Saved entries
********************

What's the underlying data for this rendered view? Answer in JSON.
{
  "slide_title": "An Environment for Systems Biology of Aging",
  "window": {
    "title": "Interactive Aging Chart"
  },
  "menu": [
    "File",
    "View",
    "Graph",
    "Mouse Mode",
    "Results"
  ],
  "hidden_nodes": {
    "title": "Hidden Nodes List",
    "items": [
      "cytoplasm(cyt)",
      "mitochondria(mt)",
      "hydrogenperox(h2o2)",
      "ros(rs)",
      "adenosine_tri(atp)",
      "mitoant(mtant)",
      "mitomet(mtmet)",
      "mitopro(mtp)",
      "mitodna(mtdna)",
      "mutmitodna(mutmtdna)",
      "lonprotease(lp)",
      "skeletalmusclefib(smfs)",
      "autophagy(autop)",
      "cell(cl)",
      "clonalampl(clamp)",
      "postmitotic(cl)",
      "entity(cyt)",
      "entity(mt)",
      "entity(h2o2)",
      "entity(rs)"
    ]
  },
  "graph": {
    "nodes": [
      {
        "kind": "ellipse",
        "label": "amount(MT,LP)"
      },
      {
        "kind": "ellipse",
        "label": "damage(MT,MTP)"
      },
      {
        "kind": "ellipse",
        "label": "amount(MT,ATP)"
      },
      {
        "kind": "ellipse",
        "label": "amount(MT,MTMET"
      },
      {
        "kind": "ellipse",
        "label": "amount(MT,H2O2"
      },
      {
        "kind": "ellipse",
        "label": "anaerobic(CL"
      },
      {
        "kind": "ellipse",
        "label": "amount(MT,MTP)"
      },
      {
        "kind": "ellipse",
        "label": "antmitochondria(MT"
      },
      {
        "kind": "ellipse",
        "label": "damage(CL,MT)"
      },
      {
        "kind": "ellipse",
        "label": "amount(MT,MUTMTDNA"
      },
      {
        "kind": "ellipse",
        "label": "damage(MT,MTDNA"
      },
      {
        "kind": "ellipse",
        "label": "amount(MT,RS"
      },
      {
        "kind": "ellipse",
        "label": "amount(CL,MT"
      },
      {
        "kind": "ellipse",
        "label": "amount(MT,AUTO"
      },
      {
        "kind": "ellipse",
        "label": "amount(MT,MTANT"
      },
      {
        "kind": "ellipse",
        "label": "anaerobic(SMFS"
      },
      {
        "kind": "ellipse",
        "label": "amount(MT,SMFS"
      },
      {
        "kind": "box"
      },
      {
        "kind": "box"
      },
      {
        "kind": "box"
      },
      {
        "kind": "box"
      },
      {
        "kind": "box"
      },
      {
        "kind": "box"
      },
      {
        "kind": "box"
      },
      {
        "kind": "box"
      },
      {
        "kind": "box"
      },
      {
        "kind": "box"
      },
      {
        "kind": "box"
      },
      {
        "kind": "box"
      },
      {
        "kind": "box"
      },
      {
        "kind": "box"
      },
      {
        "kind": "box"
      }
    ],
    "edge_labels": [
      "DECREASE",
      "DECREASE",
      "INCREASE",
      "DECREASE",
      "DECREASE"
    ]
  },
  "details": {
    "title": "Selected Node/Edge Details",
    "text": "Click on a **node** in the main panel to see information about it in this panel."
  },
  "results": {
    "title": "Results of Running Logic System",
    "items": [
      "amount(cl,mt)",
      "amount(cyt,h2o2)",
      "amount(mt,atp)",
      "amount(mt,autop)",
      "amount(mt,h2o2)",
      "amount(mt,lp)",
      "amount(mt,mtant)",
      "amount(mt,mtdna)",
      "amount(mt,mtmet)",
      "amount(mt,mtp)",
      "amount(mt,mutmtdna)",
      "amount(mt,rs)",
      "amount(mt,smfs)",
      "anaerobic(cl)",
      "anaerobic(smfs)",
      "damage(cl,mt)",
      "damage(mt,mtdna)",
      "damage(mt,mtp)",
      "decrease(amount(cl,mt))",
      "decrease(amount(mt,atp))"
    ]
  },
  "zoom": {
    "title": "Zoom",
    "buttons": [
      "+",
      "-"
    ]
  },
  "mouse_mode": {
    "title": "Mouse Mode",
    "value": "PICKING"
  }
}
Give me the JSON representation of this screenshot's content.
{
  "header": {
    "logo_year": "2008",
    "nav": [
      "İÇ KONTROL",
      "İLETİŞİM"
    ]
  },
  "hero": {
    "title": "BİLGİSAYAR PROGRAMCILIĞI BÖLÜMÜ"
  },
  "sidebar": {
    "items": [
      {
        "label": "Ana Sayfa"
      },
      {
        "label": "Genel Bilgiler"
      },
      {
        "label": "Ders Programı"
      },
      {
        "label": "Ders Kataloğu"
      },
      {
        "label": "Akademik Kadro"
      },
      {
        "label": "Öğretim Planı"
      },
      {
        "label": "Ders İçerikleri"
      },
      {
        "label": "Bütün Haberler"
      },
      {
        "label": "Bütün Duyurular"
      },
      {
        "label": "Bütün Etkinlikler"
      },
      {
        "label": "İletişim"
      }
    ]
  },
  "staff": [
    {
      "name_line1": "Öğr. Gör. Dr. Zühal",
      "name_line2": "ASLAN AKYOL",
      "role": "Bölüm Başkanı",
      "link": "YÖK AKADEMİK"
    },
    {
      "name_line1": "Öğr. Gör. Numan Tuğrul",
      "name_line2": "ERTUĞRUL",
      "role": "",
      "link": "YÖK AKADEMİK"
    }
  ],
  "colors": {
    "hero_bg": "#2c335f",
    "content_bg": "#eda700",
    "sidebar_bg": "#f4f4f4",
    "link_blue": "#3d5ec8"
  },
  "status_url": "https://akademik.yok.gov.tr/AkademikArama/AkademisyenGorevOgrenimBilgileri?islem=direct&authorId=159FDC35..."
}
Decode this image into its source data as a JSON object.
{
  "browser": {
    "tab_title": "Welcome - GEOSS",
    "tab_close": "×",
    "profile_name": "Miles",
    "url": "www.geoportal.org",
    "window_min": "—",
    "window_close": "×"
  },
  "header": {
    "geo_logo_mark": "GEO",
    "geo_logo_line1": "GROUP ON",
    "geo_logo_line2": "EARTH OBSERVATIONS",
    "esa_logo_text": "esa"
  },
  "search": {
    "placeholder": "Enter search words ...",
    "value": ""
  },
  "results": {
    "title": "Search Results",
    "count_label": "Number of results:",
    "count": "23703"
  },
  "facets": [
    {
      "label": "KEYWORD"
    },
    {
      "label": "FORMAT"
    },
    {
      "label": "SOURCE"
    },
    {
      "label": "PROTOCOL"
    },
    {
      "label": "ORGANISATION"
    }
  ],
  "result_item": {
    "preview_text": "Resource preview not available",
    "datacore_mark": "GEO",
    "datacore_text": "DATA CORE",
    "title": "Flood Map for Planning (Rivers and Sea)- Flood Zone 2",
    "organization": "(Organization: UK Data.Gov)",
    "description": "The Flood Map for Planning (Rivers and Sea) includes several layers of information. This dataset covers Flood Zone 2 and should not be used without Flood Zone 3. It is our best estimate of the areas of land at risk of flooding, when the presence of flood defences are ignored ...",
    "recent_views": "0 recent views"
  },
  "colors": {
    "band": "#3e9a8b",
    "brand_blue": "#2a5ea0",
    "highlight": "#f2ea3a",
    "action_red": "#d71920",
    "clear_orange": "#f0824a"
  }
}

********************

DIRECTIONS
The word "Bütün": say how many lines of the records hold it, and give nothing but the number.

FINISHED EXERCISE
3